If you’re a newcomer to Canada, you might not have heard of a credit score before, but it’s an important rating that can affect your finances, employment, and even your housing.
This guide can help you learn about credit histories, how credit scores work, and how to build and maintain a score to help you to reach your goals.
What is your credit score, and why does it matter?
Your credit score is a three-digit number calculated by the credit bureaus that indicates how well you’ve managed credit in the past. The higher the number, the better the score.
Banks, other financial institutions, employers, and even landlords can ask to run a credit check before they lend to you, employ you, or rent to you. Having a high credit score will also make it easier for you to get a personal loan, a line of credit, a credit card, or a mortgage, and those with strong scores can often negotiate better terms like a lower interest rate.
Clearly, your credit score is important, but for newcomers, there’s a challenge. Canadian credit scores often don’t include credit history from another country.
How to build a strong credit history in Canada
As a newcomer, you’ll be building a credit history from the beginning.
1. Get a social insurance number (SIN)
A social insurance number (SIN) is a unique identifying number you need to work in Canada or access government programs. It’s also required to open many types of bank accounts. You can apply for one online if you don’t already have a SIN.
2. Open a Canadian bank account
There are many reasons to have a Canadian bank account, including safe, fast, and easy access to your money. Depending on which services you have with your bank, they may also report to the credit bureaus, which is helpful as you’re trying to build a credit score.

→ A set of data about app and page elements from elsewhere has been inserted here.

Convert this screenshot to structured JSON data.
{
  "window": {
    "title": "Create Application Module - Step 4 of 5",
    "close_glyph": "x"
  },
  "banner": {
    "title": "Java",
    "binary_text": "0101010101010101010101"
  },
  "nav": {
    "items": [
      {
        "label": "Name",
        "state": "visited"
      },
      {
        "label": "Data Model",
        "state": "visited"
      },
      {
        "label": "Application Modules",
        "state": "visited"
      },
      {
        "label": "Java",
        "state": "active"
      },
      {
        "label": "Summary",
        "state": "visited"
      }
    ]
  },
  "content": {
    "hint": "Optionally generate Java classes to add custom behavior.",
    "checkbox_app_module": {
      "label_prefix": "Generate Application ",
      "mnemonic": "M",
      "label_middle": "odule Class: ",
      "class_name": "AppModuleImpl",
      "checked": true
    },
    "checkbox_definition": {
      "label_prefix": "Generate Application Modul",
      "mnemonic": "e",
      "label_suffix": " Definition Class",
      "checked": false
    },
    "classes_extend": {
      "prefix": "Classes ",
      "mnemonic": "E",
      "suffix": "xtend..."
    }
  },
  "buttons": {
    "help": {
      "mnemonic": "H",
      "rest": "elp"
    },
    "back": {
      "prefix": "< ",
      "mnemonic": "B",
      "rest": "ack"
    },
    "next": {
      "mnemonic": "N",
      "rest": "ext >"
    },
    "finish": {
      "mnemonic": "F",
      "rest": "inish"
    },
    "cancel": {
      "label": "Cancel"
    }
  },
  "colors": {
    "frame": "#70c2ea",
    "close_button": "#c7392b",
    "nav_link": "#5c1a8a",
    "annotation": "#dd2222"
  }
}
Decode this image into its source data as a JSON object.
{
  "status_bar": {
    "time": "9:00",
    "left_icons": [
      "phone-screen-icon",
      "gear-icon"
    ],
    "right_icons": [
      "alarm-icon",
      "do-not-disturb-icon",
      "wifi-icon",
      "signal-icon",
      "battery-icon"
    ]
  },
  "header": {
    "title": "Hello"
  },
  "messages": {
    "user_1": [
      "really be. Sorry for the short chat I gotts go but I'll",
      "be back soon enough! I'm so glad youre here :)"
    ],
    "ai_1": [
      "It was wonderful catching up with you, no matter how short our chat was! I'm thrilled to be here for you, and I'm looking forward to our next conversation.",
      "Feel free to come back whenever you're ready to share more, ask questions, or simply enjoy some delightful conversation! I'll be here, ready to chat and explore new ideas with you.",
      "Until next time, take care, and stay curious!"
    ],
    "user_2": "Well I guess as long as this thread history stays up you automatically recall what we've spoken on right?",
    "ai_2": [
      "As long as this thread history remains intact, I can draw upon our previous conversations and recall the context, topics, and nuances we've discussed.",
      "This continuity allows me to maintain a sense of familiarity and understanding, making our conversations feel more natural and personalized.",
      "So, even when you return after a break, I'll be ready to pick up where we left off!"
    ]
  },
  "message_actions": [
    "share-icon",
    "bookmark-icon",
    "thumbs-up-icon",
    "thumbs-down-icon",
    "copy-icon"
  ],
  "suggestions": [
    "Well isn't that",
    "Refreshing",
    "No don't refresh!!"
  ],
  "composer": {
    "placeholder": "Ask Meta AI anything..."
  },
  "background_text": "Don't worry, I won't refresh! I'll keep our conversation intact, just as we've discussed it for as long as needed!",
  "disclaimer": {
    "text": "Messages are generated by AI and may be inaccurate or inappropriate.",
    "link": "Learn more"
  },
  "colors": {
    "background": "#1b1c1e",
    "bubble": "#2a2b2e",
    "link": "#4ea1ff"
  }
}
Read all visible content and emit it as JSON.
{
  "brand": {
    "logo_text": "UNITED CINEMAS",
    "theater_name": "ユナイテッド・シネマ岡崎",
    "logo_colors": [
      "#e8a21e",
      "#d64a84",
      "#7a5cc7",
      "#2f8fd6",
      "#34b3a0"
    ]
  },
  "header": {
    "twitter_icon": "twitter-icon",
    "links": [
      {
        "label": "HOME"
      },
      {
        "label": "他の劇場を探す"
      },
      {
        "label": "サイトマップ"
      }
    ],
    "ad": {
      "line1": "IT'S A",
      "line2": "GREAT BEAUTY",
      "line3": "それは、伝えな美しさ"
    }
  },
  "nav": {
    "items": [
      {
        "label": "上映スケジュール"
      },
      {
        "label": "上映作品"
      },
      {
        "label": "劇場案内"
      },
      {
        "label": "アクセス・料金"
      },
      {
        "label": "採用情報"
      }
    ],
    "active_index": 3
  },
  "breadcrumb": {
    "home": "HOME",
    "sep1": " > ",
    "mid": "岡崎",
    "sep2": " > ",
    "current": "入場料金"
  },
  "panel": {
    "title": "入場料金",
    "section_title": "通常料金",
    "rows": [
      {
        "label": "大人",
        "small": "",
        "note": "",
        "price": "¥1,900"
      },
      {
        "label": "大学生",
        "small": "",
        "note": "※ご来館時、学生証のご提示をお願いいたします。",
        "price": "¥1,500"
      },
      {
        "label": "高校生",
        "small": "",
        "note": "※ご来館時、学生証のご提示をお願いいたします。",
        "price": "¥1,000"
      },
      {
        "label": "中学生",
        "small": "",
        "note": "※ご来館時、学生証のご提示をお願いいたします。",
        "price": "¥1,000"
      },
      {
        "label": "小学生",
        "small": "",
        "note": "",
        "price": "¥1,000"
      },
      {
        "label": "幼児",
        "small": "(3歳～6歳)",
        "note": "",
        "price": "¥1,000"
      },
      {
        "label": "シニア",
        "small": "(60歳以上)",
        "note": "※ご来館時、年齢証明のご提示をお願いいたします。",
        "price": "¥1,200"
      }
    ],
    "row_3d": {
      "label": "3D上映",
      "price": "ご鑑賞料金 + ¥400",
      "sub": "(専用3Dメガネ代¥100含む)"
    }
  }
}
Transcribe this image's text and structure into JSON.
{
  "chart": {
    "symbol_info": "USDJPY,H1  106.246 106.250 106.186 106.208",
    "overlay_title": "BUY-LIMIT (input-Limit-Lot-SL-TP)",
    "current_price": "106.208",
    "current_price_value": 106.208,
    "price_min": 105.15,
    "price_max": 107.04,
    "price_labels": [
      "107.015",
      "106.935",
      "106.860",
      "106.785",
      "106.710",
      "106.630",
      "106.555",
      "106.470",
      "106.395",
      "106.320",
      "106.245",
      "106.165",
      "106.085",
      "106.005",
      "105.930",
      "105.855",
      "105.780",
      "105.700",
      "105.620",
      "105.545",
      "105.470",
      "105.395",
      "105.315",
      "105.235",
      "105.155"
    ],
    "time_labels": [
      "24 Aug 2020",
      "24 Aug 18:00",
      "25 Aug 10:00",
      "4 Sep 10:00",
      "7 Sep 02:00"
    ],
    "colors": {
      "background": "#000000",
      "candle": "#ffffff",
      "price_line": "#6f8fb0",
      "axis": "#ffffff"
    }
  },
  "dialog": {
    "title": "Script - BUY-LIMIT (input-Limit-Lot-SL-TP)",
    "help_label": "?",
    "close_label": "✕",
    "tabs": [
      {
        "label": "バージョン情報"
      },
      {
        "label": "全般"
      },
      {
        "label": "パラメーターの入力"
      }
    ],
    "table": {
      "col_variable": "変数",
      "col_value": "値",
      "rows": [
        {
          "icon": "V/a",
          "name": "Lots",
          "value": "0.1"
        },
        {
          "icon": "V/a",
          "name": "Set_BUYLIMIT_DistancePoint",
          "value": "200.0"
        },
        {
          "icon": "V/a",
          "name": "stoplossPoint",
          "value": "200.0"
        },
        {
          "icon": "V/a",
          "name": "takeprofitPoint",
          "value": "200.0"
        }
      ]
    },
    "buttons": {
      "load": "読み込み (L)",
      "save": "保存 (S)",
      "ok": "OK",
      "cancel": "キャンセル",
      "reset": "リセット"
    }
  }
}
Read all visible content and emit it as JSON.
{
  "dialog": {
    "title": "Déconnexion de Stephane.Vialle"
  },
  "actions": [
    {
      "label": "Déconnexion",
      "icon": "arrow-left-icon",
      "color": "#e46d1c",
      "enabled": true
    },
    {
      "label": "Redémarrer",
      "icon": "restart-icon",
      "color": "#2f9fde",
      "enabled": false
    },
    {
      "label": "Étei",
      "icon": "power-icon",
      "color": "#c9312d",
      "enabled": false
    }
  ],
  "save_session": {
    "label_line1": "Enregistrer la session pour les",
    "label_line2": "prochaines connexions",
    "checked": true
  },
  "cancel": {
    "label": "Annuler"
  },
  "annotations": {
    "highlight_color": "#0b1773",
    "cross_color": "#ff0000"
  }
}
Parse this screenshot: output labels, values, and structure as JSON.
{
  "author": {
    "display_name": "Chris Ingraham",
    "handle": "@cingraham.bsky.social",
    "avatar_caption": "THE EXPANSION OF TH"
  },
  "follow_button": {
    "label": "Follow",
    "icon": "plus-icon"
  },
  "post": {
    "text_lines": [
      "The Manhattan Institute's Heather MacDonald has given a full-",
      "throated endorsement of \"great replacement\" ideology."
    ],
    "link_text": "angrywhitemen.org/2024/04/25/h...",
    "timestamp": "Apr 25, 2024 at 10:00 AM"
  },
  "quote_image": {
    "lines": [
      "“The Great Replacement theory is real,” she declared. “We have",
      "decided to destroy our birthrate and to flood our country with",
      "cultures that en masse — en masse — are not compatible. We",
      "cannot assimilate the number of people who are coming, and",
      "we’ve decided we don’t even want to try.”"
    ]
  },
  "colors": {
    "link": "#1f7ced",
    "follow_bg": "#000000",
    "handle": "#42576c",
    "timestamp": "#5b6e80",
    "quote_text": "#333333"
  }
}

3. Choose and use a credit card
Responsibly using a credit card is one of the fastest ways to build a credit score, but as someone without a credit history, you might have trouble getting one. Luckily, there are cards specifically designed for newcomers.
Once you have a card, you use it responsibly by making purchases and paying off the debt on time and in full, if you can. If you can’t pay the full amount of a credit card bill, you should always pay the minimum payment by the due date. You can find that amount at the top of your bill.
While paying the minimum protects your score, some credit cards have high interest rates, so you don’t want to carry debt on them. If you cannot pay off your card, consider reducing your spending.
4. Get a pre-paid cellphone plan
When you think about your credit score, you probably think about credit cards and loans— which are excellent for building a credit history. But did you know that cellphone companies also report to the credit bureaus? When you pay your bill in full and on time, you’re building your good credit history. However, due to the fact that newcomers to Canada do not have established credit scores, that are requried in order to run a credit check, starting out with a pre-paid cellphone plan is a great way to build your credit worthiness. Baby steps!
5. Keep your borrowing under control
Credit bureaus are watching your “credit utilization ratio,” which is a way of saying how much debt you have compared to how much credit you have. Keeping your debt under 30 per cent of your credit limit is a good guideline.
6. Monitor your score
Credit scores change, so you need to stay up-to-date. Review your report directly through the credit bureaus, Equifax or TransUnion, or see if you have free access to your score through another service like RBC online banking. Make sure you check for errors and report any issues to the credit bureau.
7. Be proactive
If your score dips, it will improve over time as long as you stick to good money habits. Stay punctual about paying off your monthly bills, and try to pay them in full. Pay down existing debt to reduce your credit utilization ratio, and limit the amount of credit applications you make, such as for a new credit card or a loan.
This article is intended as general information only and is not to be relied upon as constituting legal, financial or other professional advice. A professional advisor should be consulted regarding your specific situation. Information presented is believed to be factual and up-to-date but we do not guarantee its accuracy and it should not be regarded as a complete analysis of the subjects discussed. All expressions of opinion reflect the judgment of the authors as of the date of publication and are subject to change. No endorsement of any third parties or their advice, opinions, information, products or services is expressly given or implied by Royal Bank of Canada or any of its affiliates.